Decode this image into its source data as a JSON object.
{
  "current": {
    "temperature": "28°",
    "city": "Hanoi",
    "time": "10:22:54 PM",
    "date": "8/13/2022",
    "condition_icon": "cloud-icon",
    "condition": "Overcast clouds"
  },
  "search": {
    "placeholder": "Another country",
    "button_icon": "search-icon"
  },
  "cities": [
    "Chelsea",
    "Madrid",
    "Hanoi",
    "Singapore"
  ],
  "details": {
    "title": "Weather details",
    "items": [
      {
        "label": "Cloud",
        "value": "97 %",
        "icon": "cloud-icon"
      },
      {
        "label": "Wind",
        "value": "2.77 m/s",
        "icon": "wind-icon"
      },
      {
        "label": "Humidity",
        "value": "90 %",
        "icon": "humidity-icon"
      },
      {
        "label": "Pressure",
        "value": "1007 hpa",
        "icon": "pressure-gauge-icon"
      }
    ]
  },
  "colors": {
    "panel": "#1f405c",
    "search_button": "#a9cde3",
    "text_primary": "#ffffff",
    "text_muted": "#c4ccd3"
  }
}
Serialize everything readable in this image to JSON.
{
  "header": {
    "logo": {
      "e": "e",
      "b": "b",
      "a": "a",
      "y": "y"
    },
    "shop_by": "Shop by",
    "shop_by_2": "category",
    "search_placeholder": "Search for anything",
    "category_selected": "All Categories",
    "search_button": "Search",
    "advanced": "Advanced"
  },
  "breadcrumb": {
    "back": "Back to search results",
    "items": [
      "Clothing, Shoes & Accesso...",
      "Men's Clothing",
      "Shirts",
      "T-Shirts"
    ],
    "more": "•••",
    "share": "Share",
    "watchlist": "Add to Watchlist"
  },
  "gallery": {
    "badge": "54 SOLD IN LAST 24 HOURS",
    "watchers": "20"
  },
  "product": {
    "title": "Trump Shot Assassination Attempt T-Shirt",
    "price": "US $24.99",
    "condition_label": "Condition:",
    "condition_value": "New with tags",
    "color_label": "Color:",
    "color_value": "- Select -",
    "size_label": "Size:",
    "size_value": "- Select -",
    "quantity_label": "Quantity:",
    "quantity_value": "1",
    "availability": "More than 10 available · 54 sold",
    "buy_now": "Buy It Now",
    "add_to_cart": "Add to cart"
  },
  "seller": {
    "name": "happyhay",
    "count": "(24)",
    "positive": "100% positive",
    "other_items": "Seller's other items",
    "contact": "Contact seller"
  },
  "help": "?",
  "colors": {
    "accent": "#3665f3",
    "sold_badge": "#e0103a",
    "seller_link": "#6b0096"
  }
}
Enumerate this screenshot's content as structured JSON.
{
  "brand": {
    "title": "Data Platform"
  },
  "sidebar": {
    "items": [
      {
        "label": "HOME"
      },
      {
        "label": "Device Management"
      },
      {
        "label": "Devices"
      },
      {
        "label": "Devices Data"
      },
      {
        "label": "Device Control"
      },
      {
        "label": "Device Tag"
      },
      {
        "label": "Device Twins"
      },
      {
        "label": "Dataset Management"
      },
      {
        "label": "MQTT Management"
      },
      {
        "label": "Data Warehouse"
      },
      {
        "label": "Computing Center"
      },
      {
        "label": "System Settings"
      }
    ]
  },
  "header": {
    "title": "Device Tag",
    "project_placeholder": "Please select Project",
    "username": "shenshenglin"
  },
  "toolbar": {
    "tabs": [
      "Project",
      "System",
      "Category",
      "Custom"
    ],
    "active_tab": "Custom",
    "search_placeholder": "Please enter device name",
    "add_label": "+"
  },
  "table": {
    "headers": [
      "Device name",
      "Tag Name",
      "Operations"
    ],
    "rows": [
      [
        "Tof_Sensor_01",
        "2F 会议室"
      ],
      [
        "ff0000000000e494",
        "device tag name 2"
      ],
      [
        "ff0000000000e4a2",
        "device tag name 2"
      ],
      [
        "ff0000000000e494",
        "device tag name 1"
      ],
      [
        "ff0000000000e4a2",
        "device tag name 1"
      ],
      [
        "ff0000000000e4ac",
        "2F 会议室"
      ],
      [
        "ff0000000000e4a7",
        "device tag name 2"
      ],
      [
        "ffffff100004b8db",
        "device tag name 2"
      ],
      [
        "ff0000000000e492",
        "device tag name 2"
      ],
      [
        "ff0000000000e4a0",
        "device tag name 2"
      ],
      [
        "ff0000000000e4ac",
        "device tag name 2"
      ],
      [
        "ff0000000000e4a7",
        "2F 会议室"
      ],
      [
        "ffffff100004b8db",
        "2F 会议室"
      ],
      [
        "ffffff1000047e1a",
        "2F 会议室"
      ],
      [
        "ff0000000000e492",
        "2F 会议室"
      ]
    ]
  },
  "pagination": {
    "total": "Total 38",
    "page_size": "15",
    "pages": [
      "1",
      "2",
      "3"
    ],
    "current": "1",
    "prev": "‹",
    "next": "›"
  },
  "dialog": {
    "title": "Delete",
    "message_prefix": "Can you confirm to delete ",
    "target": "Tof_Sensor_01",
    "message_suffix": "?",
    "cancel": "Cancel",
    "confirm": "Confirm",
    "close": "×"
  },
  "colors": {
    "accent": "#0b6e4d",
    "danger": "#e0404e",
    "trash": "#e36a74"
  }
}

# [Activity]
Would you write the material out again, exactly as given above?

# [Answer space]
Decode this image into its source data as a JSON object.
{
  "current": {
    "temperature": "28°",
    "city": "Hanoi",
    "time": "10:22:54 PM",
    "date": "8/13/2022",
    "condition_icon": "cloud-icon",
    "condition": "Overcast clouds"
  },
  "search": {
    "placeholder": "Another country",
    "button_icon": "search-icon"
  },
  "cities": [
    "Chelsea",
    "Madrid",
    "Hanoi",
    "Singapore"
  ],
  "details": {
    "title": "Weather details",
    "items": [
      {
        "label": "Cloud",
        "value": "97 %",
        "icon": "cloud-icon"
      },
      {
        "label": "Wind",
        "value": "2.77 m/s",
        "icon": "wind-icon"
      },
      {
        "label": "Humidity",
        "value": "90 %",
        "icon": "humidity-icon"
      },
      {
        "label": "Pressure",
        "value": "1007 hpa",
        "icon": "pressure-gauge-icon"
      }
    ]
  },
  "colors": {
    "panel": "#1f405c",
    "search_button": "#a9cde3",
    "text_primary": "#ffffff",
    "text_muted": "#c4ccd3"
  }
}
Serialize everything readable in this image to JSON.
{
  "header": {
    "logo": {
      "e": "e",
      "b": "b",
      "a": "a",
      "y": "y"
    },
    "shop_by": "Shop by",
    "shop_by_2": "category",
    "search_placeholder": "Search for anything",
    "category_selected": "All Categories",
    "search_button": "Search",
    "advanced": "Advanced"
  },
  "breadcrumb": {
    "back": "Back to search results",
    "items": [
      "Clothing, Shoes & Accesso...",
      "Men's Clothing",
      "Shirts",
      "T-Shirts"
    ],
    "more": "•••",
    "share": "Share",
    "watchlist": "Add to Watchlist"
  },
  "gallery": {
    "badge": "54 SOLD IN LAST 24 HOURS",
    "watchers": "20"
  },
  "product": {
    "title": "Trump Shot Assassination Attempt T-Shirt",
    "price": "US $24.99",
    "condition_label": "Condition:",
    "condition_value": "New with tags",
    "color_label": "Color:",
    "color_value": "- Select -",
    "size_label": "Size:",
    "size_value": "- Select -",
    "quantity_label": "Quantity:",
    "quantity_value": "1",
    "availability": "More than 10 available · 54 sold",
    "buy_now": "Buy It Now",
    "add_to_cart": "Add to cart"
  },
  "seller": {
    "name": "happyhay",
    "count": "(24)",
    "positive": "100% positive",
    "other_items": "Seller's other items",
    "contact": "Contact seller"
  },
  "help": "?",
  "colors": {
    "accent": "#3665f3",
    "sold_badge": "#e0103a",
    "seller_link": "#6b0096"
  }
}
Enumerate this screenshot's content as structured JSON.
{
  "brand": {
    "title": "Data Platform"
  },
  "sidebar": {
    "items": [
      {
        "label": "HOME"
      },
      {
        "label": "Device Management"
      },
      {
        "label": "Devices"
      },
      {
        "label": "Devices Data"
      },
      {
        "label": "Device Control"
      },
      {
        "label": "Device Tag"
      },
      {
        "label": "Device Twins"
      },
      {
        "label": "Dataset Management"
      },
      {
        "label": "MQTT Management"
      },
      {
        "label": "Data Warehouse"
      },
      {
        "label": "Computing Center"
      },
      {
        "label": "System Settings"
      }
    ]
  },
  "header": {
    "title": "Device Tag",
    "project_placeholder": "Please select Project",
    "username": "shenshenglin"
  },
  "toolbar": {
    "tabs": [
      "Project",
      "System",
      "Category",
      "Custom"
    ],
    "active_tab": "Custom",
    "search_placeholder": "Please enter device name",
    "add_label": "+"
  },
  "table": {
    "headers": [
      "Device name",
      "Tag Name",
      "Operations"
    ],
    "rows": [
      [
        "Tof_Sensor_01",
        "2F 会议室"
      ],
      [
        "ff0000000000e494",
        "device tag name 2"
      ],
      [
        "ff0000000000e4a2",
        "device tag name 2"
      ],
      [
        "ff0000000000e494",
        "device tag name 1"
      ],
      [
        "ff0000000000e4a2",
        "device tag name 1"
      ],
      [
        "ff0000000000e4ac",
        "2F 会议室"
      ],
      [
        "ff0000000000e4a7",
        "device tag name 2"
      ],
      [
        "ffffff100004b8db",
        "device tag name 2"
      ],
      [
        "ff0000000000e492",
        "device tag name 2"
      ],
      [
        "ff0000000000e4a0",
        "device tag name 2"
      ],
      [
        "ff0000000000e4ac",
        "device tag name 2"
      ],
      [
        "ff0000000000e4a7",
        "2F 会议室"
      ],
      [
        "ffffff100004b8db",
        "2F 会议室"
      ],
      [
        "ffffff1000047e1a",
        "2F 会议室"
      ],
      [
        "ff0000000000e492",
        "2F 会议室"
      ]
    ]
  },
  "pagination": {
    "total": "Total 38",
    "page_size": "15",
    "pages": [
      "1",
      "2",
      "3"
    ],
    "current": "1",
    "prev": "‹",
    "next": "›"
  },
  "dialog": {
    "title": "Delete",
    "message_prefix": "Can you confirm to delete ",
    "target": "Tof_Sensor_01",
    "message_suffix": "?",
    "cancel": "Cancel",
    "confirm": "Confirm",
    "close": "×"
  },
  "colors": {
    "accent": "#0b6e4d",
    "danger": "#e0404e",
    "trash": "#e36a74"
  }
}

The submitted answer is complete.